**Aim of the task:** If a line in the listing carries the word "utilizan", return a copy of that line.
--
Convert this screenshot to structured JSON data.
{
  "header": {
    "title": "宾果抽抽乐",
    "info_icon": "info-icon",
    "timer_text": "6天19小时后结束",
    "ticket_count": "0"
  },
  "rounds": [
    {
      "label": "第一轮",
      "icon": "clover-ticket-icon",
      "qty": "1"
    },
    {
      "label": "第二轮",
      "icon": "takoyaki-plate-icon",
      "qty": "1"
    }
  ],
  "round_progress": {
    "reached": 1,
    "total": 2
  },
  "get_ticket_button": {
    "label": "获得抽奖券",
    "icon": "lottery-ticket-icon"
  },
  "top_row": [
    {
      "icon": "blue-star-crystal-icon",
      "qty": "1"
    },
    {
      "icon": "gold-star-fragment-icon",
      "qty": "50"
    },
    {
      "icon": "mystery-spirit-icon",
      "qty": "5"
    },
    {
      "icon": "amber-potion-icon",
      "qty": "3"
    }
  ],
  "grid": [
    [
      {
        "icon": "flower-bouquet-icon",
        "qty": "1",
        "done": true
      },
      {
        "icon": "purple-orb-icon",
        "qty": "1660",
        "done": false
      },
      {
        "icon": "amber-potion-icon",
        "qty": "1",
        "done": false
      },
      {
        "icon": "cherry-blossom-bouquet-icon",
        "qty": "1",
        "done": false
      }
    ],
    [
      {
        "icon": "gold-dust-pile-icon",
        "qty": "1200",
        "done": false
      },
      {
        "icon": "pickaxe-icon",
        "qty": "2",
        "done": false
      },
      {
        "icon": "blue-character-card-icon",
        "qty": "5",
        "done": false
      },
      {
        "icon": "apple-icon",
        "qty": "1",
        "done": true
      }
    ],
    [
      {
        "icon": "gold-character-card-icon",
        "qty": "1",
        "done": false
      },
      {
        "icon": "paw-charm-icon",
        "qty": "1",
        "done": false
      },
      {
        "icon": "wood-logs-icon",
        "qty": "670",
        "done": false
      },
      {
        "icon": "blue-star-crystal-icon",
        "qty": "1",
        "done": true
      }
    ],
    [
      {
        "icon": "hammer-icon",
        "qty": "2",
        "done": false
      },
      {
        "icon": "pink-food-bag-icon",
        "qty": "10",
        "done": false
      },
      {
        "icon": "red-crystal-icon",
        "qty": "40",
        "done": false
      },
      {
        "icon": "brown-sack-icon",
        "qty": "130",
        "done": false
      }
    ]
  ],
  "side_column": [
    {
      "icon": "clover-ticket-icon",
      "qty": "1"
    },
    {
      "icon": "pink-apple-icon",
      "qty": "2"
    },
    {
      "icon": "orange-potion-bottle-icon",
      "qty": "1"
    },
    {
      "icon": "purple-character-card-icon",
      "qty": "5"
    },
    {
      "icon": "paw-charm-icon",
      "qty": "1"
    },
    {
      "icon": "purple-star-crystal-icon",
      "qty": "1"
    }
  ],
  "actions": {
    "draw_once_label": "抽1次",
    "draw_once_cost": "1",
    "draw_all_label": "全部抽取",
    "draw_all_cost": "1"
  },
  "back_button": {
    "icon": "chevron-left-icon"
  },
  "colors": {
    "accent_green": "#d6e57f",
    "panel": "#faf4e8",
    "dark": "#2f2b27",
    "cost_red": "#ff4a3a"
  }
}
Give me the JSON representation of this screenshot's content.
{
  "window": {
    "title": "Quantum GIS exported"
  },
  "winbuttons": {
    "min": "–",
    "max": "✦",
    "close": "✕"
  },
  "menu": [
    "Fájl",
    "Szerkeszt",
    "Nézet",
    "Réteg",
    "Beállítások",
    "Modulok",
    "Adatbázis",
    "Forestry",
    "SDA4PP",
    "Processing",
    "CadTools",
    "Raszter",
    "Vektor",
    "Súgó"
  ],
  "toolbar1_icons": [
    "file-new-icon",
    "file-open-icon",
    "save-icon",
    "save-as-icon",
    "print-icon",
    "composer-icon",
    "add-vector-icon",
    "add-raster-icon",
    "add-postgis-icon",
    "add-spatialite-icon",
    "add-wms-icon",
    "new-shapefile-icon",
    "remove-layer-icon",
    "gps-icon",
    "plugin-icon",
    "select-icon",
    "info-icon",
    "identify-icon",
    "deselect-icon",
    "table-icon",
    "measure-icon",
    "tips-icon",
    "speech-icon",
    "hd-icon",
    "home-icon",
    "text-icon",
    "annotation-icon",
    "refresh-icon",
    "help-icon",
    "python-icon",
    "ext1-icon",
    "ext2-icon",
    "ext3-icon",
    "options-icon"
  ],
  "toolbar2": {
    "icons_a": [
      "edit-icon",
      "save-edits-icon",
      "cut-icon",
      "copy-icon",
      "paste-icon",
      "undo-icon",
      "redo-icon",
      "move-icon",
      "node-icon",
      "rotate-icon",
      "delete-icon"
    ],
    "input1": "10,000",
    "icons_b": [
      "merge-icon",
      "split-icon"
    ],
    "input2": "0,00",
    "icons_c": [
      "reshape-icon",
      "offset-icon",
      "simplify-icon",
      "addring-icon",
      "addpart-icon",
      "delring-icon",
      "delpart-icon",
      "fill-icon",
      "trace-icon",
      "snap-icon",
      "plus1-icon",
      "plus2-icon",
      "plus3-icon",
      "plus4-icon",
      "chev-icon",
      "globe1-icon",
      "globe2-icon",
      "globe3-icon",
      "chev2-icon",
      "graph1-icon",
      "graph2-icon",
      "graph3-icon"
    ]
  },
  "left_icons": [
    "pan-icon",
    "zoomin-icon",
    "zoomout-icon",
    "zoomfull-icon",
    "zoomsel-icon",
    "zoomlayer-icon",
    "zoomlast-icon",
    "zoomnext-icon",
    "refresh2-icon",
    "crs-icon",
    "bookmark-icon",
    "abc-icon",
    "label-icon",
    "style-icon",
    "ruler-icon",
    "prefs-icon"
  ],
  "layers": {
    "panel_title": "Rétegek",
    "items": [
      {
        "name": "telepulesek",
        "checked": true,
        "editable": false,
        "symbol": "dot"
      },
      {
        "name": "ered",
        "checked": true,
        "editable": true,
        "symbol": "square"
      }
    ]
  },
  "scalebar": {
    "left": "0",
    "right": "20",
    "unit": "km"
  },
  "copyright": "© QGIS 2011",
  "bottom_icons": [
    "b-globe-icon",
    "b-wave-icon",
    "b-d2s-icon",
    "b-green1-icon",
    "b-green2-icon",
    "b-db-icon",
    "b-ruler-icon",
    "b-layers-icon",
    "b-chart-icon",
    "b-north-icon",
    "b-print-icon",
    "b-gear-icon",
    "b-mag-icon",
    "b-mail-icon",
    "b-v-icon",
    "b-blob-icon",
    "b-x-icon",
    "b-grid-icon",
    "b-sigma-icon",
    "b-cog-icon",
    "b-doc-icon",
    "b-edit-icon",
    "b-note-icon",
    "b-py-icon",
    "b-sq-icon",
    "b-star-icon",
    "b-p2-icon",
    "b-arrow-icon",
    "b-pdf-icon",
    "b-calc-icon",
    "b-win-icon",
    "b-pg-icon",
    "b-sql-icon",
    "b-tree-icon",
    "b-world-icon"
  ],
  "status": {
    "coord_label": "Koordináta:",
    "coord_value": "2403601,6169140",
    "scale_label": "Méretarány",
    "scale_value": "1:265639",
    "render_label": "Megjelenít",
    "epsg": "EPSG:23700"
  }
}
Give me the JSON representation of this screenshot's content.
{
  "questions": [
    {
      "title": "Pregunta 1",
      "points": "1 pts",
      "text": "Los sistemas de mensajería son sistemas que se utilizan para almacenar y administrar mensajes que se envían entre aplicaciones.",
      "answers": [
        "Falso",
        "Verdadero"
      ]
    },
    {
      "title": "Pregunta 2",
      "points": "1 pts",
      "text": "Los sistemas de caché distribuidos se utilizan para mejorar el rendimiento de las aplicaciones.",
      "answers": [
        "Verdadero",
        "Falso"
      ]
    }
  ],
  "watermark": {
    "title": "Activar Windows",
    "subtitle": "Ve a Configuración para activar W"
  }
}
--
**Your response:**
      "text": "Los sistemas de mensajería son sistemas que se utilizan para almacenar y administrar mensajes que se envían entre aplicaciones.",
      "text": "Los sistemas de caché distribuidos se utilizan para mejorar el rendimiento de las aplicaciones.",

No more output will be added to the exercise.